[[ Dataset records open ]]

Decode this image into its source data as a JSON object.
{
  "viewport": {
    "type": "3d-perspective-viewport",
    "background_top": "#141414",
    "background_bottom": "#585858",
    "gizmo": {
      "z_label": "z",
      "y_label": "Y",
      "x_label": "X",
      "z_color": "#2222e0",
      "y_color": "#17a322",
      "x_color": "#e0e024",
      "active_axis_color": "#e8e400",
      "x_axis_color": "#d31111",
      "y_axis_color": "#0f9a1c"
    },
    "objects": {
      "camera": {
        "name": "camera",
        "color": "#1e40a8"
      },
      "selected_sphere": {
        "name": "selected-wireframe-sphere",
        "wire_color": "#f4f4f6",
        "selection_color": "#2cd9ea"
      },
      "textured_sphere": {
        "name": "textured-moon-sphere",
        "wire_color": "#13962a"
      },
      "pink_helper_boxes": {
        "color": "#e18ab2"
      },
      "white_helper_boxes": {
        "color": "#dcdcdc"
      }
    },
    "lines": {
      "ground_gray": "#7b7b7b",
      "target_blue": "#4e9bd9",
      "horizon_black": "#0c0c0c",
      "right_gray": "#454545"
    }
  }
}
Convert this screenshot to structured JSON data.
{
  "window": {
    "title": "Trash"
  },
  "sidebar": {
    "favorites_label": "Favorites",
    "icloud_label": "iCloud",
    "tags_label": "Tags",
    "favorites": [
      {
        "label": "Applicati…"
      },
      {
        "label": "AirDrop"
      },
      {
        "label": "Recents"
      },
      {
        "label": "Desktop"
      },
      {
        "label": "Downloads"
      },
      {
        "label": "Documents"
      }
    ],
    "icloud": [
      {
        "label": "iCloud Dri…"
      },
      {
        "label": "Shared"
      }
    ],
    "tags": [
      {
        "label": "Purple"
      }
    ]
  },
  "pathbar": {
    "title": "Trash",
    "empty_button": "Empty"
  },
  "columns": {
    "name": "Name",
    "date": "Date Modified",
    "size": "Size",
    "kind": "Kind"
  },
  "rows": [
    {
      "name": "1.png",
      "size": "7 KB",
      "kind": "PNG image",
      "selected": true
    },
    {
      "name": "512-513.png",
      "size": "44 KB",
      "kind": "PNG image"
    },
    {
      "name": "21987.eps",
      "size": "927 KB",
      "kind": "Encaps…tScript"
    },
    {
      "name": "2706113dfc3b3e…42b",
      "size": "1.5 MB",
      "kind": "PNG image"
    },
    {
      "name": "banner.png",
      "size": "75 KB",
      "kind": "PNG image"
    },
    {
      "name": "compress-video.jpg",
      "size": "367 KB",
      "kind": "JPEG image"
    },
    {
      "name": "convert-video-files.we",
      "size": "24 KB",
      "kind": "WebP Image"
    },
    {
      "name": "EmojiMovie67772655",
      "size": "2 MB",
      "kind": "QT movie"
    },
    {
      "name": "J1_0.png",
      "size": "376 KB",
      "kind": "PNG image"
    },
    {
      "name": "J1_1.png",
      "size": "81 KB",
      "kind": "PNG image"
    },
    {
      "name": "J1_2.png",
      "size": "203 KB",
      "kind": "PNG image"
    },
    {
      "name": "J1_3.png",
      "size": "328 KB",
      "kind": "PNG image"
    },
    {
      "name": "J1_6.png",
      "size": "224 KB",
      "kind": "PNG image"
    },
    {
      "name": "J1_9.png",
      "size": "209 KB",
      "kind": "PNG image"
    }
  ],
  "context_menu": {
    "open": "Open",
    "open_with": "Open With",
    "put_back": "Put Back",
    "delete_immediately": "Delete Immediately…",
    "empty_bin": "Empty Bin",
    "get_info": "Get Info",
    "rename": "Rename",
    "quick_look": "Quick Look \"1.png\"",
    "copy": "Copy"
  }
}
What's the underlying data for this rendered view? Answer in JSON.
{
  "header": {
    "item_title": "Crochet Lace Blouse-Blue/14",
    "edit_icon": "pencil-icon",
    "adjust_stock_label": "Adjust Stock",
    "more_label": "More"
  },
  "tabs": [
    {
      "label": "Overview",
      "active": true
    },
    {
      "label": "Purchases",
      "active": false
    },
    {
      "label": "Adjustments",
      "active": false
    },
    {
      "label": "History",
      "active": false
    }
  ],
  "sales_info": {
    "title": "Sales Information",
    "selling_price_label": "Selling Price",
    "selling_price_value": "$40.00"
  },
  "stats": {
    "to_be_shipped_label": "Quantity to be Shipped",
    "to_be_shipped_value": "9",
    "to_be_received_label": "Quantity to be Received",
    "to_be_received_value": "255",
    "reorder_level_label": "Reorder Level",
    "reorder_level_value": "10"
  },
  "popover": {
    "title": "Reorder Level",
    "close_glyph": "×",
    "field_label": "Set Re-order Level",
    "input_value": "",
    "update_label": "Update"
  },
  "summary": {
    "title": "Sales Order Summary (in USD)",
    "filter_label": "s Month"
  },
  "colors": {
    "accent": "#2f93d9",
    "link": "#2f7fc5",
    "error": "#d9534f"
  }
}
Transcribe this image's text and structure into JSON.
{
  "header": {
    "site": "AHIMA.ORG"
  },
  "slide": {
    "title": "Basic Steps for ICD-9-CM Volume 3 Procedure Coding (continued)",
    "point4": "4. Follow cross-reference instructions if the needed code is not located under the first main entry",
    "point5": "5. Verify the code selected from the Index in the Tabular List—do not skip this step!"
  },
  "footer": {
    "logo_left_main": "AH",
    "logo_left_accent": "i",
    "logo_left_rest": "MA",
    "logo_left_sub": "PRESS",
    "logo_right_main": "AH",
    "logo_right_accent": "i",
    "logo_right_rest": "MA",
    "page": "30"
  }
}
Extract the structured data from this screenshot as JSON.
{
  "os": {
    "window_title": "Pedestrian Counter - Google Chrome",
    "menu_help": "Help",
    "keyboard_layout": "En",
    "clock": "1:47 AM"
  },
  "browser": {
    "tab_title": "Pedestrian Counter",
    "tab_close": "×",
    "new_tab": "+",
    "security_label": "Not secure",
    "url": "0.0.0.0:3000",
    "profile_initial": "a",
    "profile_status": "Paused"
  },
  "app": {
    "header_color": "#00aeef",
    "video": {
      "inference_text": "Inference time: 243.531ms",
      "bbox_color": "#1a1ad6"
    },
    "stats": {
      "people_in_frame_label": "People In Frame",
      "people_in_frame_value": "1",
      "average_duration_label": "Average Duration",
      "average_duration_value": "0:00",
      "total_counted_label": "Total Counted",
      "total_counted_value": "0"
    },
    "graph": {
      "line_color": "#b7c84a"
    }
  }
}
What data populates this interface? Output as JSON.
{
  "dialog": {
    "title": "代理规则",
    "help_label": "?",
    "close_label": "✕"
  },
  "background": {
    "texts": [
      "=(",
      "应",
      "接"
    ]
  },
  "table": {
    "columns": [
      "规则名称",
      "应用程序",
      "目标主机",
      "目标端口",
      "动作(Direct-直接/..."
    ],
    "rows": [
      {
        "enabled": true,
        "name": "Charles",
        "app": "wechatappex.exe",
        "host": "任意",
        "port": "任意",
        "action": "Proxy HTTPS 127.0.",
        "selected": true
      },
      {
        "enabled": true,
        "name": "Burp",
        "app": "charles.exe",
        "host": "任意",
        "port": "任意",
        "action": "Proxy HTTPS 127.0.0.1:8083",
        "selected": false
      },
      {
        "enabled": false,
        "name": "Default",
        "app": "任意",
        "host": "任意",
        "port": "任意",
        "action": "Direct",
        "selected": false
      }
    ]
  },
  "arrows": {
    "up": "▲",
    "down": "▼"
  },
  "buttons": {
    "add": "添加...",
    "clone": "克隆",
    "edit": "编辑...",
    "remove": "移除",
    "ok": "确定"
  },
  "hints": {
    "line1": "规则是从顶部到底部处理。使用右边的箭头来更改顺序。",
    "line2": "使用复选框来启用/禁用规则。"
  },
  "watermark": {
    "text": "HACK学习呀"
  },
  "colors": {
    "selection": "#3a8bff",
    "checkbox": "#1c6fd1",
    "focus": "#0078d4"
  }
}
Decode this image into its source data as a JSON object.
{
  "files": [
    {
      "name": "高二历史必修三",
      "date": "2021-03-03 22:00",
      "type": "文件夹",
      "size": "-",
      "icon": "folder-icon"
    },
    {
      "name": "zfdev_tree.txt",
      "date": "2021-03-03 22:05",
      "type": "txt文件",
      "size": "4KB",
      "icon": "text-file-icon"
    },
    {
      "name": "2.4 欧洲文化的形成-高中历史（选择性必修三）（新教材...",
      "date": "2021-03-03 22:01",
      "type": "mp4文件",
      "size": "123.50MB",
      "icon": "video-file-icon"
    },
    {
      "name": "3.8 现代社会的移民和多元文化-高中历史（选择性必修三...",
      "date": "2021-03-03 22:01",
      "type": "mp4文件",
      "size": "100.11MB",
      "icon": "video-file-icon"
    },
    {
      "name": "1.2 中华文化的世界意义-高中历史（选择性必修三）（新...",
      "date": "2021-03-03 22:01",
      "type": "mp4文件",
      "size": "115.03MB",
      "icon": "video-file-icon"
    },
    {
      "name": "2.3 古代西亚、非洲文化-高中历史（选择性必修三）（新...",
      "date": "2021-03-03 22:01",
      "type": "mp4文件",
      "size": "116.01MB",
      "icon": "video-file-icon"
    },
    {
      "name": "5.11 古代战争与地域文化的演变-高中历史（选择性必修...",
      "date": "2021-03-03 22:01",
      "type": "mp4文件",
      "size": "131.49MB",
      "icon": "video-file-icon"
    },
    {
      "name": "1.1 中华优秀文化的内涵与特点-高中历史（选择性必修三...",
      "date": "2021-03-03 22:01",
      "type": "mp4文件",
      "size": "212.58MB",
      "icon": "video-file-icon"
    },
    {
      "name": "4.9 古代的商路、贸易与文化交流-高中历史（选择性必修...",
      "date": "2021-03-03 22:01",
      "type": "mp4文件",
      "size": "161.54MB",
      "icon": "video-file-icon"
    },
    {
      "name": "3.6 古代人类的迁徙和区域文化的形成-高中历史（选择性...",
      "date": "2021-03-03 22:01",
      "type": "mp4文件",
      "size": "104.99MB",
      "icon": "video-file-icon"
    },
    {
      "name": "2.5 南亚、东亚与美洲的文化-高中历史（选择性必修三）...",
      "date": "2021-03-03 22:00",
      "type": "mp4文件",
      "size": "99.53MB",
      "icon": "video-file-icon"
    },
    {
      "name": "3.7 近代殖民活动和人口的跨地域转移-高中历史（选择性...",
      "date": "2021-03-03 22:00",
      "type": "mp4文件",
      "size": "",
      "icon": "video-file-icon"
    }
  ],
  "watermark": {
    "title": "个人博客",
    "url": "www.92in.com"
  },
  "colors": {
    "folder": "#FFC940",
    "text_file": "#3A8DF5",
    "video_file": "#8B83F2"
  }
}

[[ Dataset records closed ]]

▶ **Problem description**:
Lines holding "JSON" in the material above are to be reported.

▶ **Answer to the exercise**:
Decode this image into its source data as a JSON object.
Convert this screenshot to structured JSON data.
What's the underlying data for this rendered view? Answer in JSON.
Transcribe this image's text and structure into JSON.
Extract the structured data from this screenshot as JSON.
What data populates this interface? Output as JSON.
Decode this image into its source data as a JSON object.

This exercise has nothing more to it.